Military hardware laid bare to Godless commies
The recent news that South Korea is to take the US to task over Google Earth images which expose its military installations to close Commie scrutiny has provoked a mini stampede of other peace-loving nations eager to protect their assets from prying eyes.
Enter stage right Thailand, which says it may ask Google to "block images of important state buildings vulnerable to attack". Armed forces spokeschap Major General Weerasak Manee-in told Reuters: "We are looking for possible restrictions on these detailed pictures, especially state buildings. I think pictures of tourist attractions should do, not crucial places which could threaten national security."
Well, we went and had a quick shufti at some Thai military installations, and took the opportunity to scour the Earth's surfaces for other Google satellite data which might threaten Our Way of Life. We restricted ourselves to stuff which lends itself to perusal, mostly air force bases, because (trust us on this one) you can easily waste a whole day looking for Russian ICBM installations.
First up, the evidence for Thai military preparedness. Here's Udorn Air Force base, around 300 miles from Bangkok:
Move along, nothing to see here, but try Korat:
That's more like it. Zoom in for a closer look, and voila! Top-quality, US-bought hardware:
They've even got an awacs parked there on the hard shoulder:
Hmmm. The good General may have a point.
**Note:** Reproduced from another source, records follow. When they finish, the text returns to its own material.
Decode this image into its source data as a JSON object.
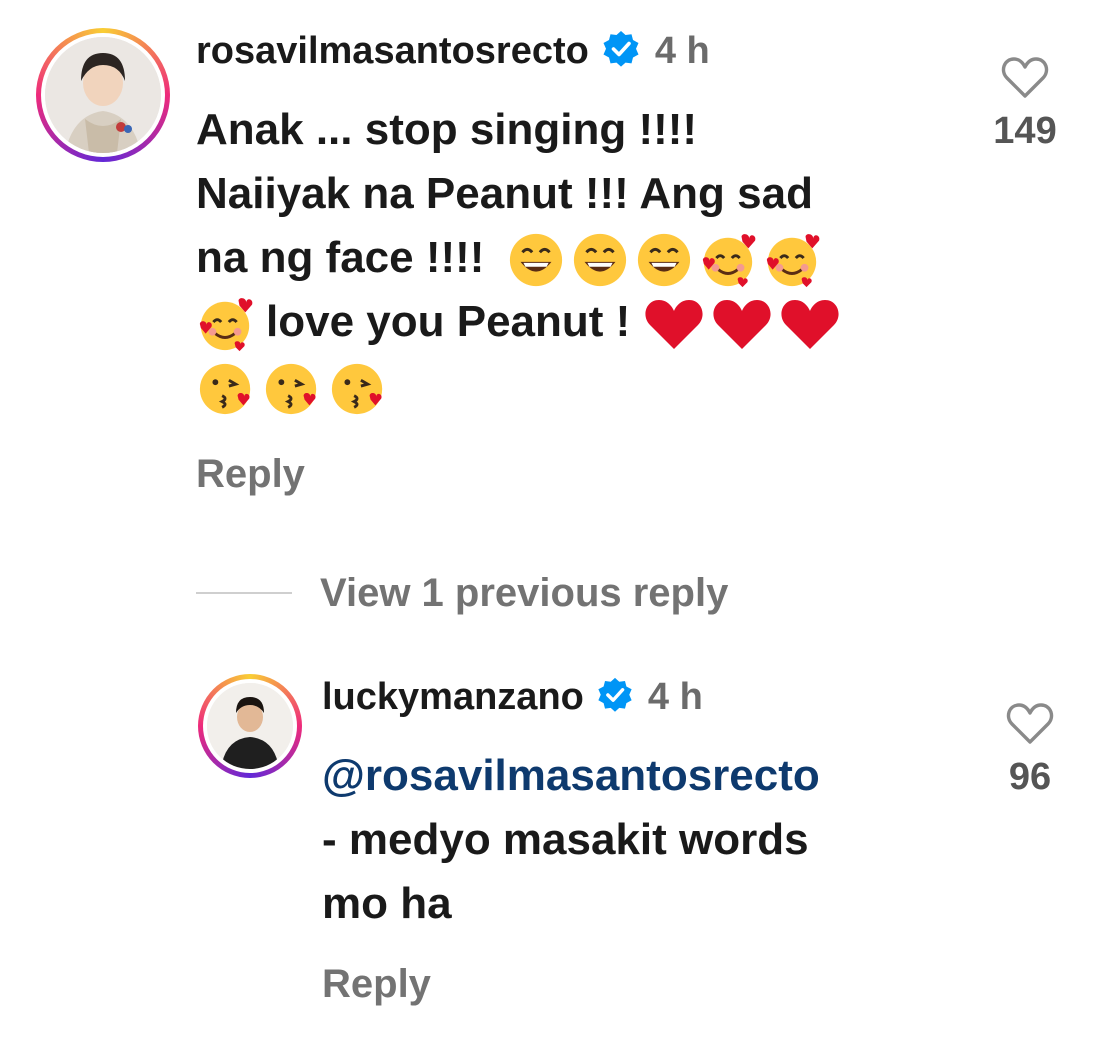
{
  "comments": [
    {
      "username": "rosavilmasantosrecto",
      "time": "4 h",
      "lines": [
        "Anak ... stop singing !!!!",
        "Naiiyak na Peanut !!! Ang sad",
        "na ng face !!!!",
        "love you Peanut !"
      ],
      "likes": "149",
      "reply_label": "Reply"
    },
    {
      "username": "luckymanzano",
      "time": "4 h",
      "mention": "@rosavilmasantosrecto",
      "lines": [
        "- medyo masakit words",
        "mo ha"
      ],
      "likes": "96",
      "reply_label": "Reply"
    }
  ],
  "view_replies_label": "View 1 previous reply",
  "colors": {
    "verified": "#0095f6",
    "mention": "#0e3a6e",
    "secondary_text": "#737373",
    "heart": "#e0102a"
  }
}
On the other hand, what is Thailand realistically going to do about it?
Manee's Sri Lankan counterpart, Brigadier Daya Ratnayake, admitted it was a "serious concern if anyone could get detailed images of sensitive installations and buildings", but added: "This is a new trend, we will first have to see whether, in this day and age, if this a considerable threat to national security."
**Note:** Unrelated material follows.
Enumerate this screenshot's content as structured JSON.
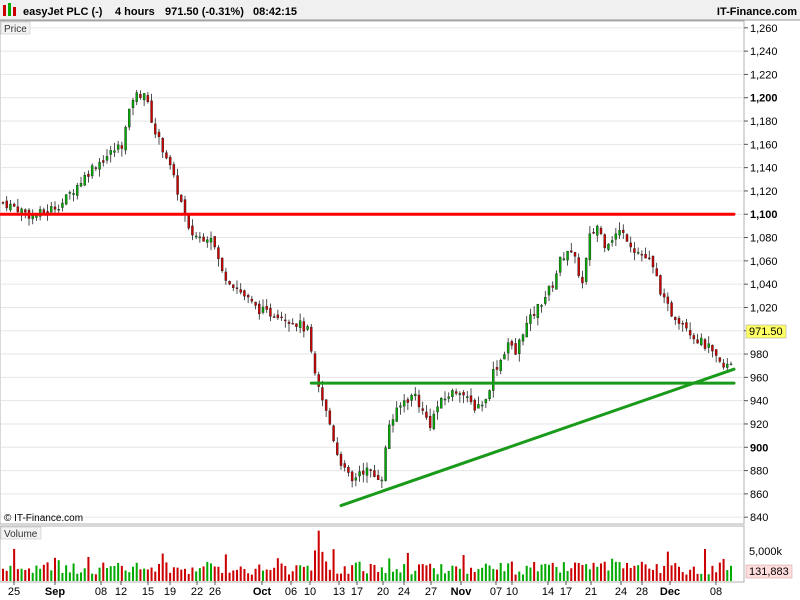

He sagely added: "In this era of technology, you have to live with the fact that almost everything is on the internet - from bomb-making instructions to assembling aircraft. So it's something the military has to learn to live with and adapt."
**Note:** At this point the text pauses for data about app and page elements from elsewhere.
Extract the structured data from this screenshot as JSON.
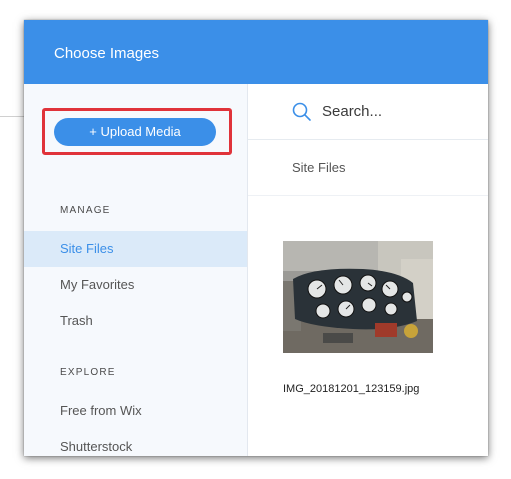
{
  "dialog": {
    "title": "Choose Images",
    "accent_color": "#3b8fe8",
    "highlight_color": "#e0333a"
  },
  "sidebar": {
    "upload_label": "+ Upload Media",
    "sections": [
      {
        "label": "MANAGE",
        "items": [
          {
            "label": "Site Files",
            "active": true
          },
          {
            "label": "My Favorites",
            "active": false
          },
          {
            "label": "Trash",
            "active": false
          }
        ]
      },
      {
        "label": "EXPLORE",
        "items": [
          {
            "label": "Free from Wix",
            "active": false
          },
          {
            "label": "Shutterstock",
            "active": false
          }
        ]
      }
    ]
  },
  "main": {
    "search": {
      "placeholder": "Search...",
      "value": "",
      "icon": "search-icon"
    },
    "breadcrumb": "Site Files",
    "files": [
      {
        "name": "IMG_20181201_123159.jpg",
        "thumbnail": "aircraft-instrument-panel-photo"
      }
    ]
  }
}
India agrees. Reuters quotes an anonymous security official there as confirming that "the issue of satellite imagery had been discussed at the highest level but the government had concluded that 'technology cannot be stopped'."
"We are aware that there are websites which give detailed pictures of buildings like the president's house including every tree in the compound. Our security agencies are aware of this but how can we stop technology?" he added.
How indeed? And just to prove the point, here's Palam airport in New Delhi, home of domestic flights but also government air transportation in and out of the capital:
A planespotter's paradise, as a close-up reveals:
Australia, too, has been fretting a little over Google's all-seeing eye. The Australian Department of Defence has said it is taking "appropriate measures to manage the threat" posed by satellite imaging:
The above is a lovely snap of Australian Nuclear Science and Technology Organisation (ANSTO) nuclear reactor at Lucas Heights, south of Sydney, although ANSTO declared the "current images on Google posed no security risk" because: "Although buildings are clearly visible, critical infrastructure is not. The photographs are over two years old."
Quite so. At this point we're getting the feeling that the South Koreans and Thai may be over-reacting a tad. What's more, they're not looking at the plus side: if Vietnam and North Korea are as we speak eagerly filling their broadband boots with Google-supplied military secrets, what's to stop us exploiting the same resource?
Sponsored: 2016 Cyberthreat defense report